The UK lags behind other European countries when it comes to fostering a culture of innovation work, according to new research by BMC Software.
Whilst 63% of French employees and 57% of Spanish employees feel empowered to lead innovation and drive change, less than half (47%) of employees surveyed across the UK agree, revealed the research commissioned by BMC and conducted by UK business insights agency, Opinion Life.
In turn, this appears to be impacting morale, as just 54% of employees in the UK said they feel inspired in the workplace compared to 74% in Spain, 73% in France and 66% in Germany.
As businesses strive to stay ahead of the competition, making innovative use of technology is a top priority. However, the research suggests that businesses across the UK are struggling to foster an innovative culture fast enough and failing to capitalise on the creativity of their staff.
In today’s ever-changing business climate with fast-paced competition, the C-suite must take tangible steps to encourage an innovative culture at work, underpinned by the latest technology to meet the demands of today’s workforce, said the BMC.
Shafath Syed, senior director of End User Solutions at BMC said: “To create a culture that capitalises upon the creativity and experience of staff, businesses across the UK should encourage and empower workers to share new ideas to drive innovation. This requires strong leadership, regular feedback and updates so that staff feel they are being heard.
While 82% of UK workers think that their workplace is productive and a further 74% think it is efficient, less than half (42%) believe their workplace is innovative. Collaboration plays a key factor in this opinion, with almost a third of UK employees saying that their workplace is siloed and fragmented.
According to the survey, UK businesses are also failing to capitalise upon the creativity of their staff. While 67% feel able to offer their ideas at work, only 57% think that management are receptive to new ideas, and only 56% say there is a formal way to submit ideas to management in the workplace.
Further to observing a lack of innovation and change, many UK workers do not feel equipped to deal with the fast pace of technological change affecting the economy today. Almost half of respondents feel concerned that they do not have the skills necessary for the future workplace.
In light of this, BMC found that workers are keen to embrace new digital skills, with 18% expressing a desire and thinking they will need to be able to build mobile apps by 2020, up from 6% today in 2016.
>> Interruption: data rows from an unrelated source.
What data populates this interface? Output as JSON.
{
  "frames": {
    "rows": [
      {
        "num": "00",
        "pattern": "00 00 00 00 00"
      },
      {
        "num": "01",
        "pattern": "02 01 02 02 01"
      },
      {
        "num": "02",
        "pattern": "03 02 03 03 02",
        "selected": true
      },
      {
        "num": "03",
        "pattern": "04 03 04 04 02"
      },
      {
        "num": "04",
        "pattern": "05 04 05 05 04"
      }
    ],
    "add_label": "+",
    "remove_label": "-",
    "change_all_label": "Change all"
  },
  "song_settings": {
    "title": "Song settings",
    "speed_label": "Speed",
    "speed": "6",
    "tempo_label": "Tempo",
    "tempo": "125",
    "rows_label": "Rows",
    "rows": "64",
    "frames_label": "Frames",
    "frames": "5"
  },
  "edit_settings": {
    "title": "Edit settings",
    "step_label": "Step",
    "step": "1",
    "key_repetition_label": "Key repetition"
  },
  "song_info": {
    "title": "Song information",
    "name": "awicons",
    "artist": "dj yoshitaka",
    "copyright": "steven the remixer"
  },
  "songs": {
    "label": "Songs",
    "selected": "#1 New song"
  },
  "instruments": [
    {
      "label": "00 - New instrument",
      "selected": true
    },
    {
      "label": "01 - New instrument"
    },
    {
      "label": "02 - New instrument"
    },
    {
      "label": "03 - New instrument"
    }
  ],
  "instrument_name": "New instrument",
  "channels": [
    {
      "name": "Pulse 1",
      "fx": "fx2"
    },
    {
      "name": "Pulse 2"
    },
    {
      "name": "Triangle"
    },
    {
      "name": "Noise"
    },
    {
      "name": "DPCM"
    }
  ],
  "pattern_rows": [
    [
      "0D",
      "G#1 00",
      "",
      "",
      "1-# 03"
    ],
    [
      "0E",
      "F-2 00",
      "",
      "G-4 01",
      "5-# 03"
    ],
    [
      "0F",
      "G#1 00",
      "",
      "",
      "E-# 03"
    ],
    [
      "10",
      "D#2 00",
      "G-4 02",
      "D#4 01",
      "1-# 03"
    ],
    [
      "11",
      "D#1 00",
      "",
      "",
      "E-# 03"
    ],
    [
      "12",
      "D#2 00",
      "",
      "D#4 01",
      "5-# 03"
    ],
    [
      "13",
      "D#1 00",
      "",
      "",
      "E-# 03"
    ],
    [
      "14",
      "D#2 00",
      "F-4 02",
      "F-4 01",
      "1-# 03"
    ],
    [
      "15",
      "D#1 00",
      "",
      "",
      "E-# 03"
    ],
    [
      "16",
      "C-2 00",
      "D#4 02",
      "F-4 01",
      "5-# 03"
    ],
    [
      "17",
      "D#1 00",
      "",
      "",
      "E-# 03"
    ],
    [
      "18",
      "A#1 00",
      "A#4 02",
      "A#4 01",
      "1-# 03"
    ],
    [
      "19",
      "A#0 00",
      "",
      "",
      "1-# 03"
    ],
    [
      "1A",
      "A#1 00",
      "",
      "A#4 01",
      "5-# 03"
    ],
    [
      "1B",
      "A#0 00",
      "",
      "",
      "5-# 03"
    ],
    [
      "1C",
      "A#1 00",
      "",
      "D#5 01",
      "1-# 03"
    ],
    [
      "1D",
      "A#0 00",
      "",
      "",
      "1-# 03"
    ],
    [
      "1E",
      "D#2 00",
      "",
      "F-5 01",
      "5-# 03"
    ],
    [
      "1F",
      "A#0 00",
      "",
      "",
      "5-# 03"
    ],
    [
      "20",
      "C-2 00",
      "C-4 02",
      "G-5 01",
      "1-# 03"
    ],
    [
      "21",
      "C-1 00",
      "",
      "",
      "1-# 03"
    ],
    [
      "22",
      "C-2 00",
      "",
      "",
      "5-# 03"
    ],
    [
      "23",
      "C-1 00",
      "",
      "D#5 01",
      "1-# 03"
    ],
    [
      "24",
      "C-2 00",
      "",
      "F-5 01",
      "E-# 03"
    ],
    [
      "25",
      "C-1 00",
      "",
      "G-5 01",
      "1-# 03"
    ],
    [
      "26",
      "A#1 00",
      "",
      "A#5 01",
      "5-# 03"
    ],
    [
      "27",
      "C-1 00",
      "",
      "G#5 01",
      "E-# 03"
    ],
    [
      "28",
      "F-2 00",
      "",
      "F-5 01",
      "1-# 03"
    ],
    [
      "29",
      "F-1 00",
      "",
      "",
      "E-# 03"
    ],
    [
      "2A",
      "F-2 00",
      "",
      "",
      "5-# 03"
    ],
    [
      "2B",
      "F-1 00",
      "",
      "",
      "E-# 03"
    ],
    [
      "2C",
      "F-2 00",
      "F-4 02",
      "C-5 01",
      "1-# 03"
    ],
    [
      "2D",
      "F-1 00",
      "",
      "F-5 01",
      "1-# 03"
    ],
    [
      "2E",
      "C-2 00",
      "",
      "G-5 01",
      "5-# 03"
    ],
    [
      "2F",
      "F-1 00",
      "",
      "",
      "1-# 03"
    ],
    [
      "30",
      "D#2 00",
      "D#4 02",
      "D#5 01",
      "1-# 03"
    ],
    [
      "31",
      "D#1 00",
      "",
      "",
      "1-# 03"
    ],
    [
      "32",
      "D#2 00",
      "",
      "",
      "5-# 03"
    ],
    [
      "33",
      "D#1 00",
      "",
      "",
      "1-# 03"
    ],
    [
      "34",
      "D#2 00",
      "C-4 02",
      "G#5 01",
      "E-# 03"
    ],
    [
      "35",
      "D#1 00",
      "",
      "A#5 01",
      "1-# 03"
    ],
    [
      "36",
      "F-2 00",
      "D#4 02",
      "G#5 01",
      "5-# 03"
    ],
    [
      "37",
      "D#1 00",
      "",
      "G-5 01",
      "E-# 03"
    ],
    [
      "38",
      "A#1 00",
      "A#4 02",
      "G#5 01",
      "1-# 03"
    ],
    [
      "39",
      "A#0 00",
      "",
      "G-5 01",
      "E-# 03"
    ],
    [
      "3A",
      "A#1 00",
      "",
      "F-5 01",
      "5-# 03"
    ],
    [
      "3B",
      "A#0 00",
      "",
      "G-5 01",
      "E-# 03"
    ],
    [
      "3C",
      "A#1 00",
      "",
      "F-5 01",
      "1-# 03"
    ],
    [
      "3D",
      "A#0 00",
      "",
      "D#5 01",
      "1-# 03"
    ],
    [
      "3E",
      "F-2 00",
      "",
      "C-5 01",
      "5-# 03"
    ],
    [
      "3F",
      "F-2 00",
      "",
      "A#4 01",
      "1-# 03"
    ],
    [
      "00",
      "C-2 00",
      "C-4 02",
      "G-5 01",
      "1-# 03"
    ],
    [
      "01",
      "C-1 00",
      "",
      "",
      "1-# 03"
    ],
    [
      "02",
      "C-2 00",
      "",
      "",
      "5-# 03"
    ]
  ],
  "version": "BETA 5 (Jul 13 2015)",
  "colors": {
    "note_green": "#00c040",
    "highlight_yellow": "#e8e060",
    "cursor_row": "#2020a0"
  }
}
Mr. Syed added: “Employers should identify and empower digital change agents within their businesses, who are tasked with leading innovation and driving change, and given full support from management to do so. However, this can be easier said than done. Businesses should call on the guidance and expertise of strategic partners to help implement Digital Workplace solutions to empower employees.”